Phil Hughes has been Australia's 'nearly man' during a career played at the far ends of a spectrum extending from overhyped expectation to spectacular failure.
He nearly made it as an opener.
Twin centuries against the might of South Africa's pacemen in just his second Test confirmed his grand promise before it wilted in England on the 2009 Ashes tour.
Then he nearly made it at No.3.
Replacing Ricky Ponting was no challenge for a shrinking violet and though Hughes was not expected to become the ruthless match winner that his predecessor had been, he flattered before failing to grasp his opportunity.

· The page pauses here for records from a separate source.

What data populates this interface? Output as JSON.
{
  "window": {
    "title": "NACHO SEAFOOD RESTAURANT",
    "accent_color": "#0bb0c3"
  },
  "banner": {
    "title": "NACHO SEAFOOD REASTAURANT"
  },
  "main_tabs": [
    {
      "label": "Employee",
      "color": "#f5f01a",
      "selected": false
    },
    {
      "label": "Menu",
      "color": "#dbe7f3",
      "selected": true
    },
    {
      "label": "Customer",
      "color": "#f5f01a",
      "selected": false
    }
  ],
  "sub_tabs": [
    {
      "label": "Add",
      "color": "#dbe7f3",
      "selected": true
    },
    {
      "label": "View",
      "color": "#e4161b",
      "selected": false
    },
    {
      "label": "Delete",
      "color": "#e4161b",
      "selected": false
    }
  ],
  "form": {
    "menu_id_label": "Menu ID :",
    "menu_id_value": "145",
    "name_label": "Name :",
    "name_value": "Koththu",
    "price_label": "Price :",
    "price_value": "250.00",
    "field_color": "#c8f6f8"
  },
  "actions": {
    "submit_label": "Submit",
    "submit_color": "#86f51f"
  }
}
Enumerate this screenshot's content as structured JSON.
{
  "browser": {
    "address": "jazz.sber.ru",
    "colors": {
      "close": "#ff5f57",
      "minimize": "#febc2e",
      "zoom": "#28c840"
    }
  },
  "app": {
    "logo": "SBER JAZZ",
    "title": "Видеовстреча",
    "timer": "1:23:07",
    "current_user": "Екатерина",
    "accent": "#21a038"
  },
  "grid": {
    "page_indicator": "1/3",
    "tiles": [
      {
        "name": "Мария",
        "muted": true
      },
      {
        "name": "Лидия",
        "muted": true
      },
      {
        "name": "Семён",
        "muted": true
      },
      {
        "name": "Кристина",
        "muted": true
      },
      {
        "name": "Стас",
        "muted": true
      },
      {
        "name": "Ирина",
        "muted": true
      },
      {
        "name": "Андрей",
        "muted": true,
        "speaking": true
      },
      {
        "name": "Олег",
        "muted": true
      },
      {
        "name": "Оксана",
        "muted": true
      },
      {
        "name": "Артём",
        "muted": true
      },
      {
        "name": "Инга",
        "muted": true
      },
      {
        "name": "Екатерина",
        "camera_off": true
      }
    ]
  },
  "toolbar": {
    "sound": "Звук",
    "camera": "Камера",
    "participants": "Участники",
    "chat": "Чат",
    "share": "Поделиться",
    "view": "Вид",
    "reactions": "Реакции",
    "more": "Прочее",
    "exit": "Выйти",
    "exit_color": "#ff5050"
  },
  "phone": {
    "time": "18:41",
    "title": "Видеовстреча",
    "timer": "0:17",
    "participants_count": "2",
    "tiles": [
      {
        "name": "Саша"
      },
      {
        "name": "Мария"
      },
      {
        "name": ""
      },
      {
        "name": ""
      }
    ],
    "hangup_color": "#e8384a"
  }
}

Hughes flirted without success with middle-order chances, briefly owned a share of the Test 10th-wicket partnership record with Ashes debutant Ashton Agar and has been more noticeable in recent seasons for the nature of his departures rather than his arrivals.
His failures against India's spinners last year were legendary. He didn't move his feet unless he was charging blindly. His pads were impediments. His gloves manacles.
His hands were of stone, which is helpful for a boxer but deadly for a batsman facing a relentless slow-motion examination in a foreign language.
The most idiosyncratic and polarising batsman of his generation, Hughes was equipped nonetheless with enough steely self-belief to resist the constant barbs about his unorthodox batting style and inability to nail down a permanent Test place.
The number 26 is the most critical in his cricket profile. Hughes has played 26 Tests, has hit 26 first-class centuries and this week will turn 26.
Only Don Bradman, Greg Chappell and Ponting - conceivably Australia's three greatest batsmen - hit more centuries at a younger age.
Yet Hughes has been dropped five times during that 26-Test run and has been forced to make and remake his career over nearly a decade spent mostly sparking heated public debates over his right to a baggy green cap.
The product of a banana plantation in Macksville, half-way between Sydney and Brisbane, Hughes rose rapidly to the NSW team where he made his debut at 18 and a year later became the State's youngest centurion in nearly half a century.
It was inevitable that he would play Test cricket and was soon elevated to the Australian team where he managed 75 in the second innings of his debut in Johannesburg and, a week later in Durban, aged just 20, became the youngest Test batsman to score centuries in both innings.
An Ashes tour followed but Hughes would soon lose his way, though he had a far-reaching impact in the social media sphere by using Twitter to announce his axing from the team.
His search for clarity and consistency took him to Adelaide in 2012 where he joined South Australia and continued his trait of scoring large volumes of runs for his State without being able to convert that form into a permanent Test berth.
A career-high 243 not out for Australia A against South Africa A in August, a limited-overs tour to Zimbabwe and recent role as a reserve Test batsman against Pakistan suggested he was getting closer to his sixth Test call-up.
Michael Clarke's hamstring injury opened the door for Hughes until the cruellest blow of his career struck him down today with a Test berth within reach.
A doughty fighter with bat in hand or working to regain a lost place, Hughes now faces the toughest fight of his life.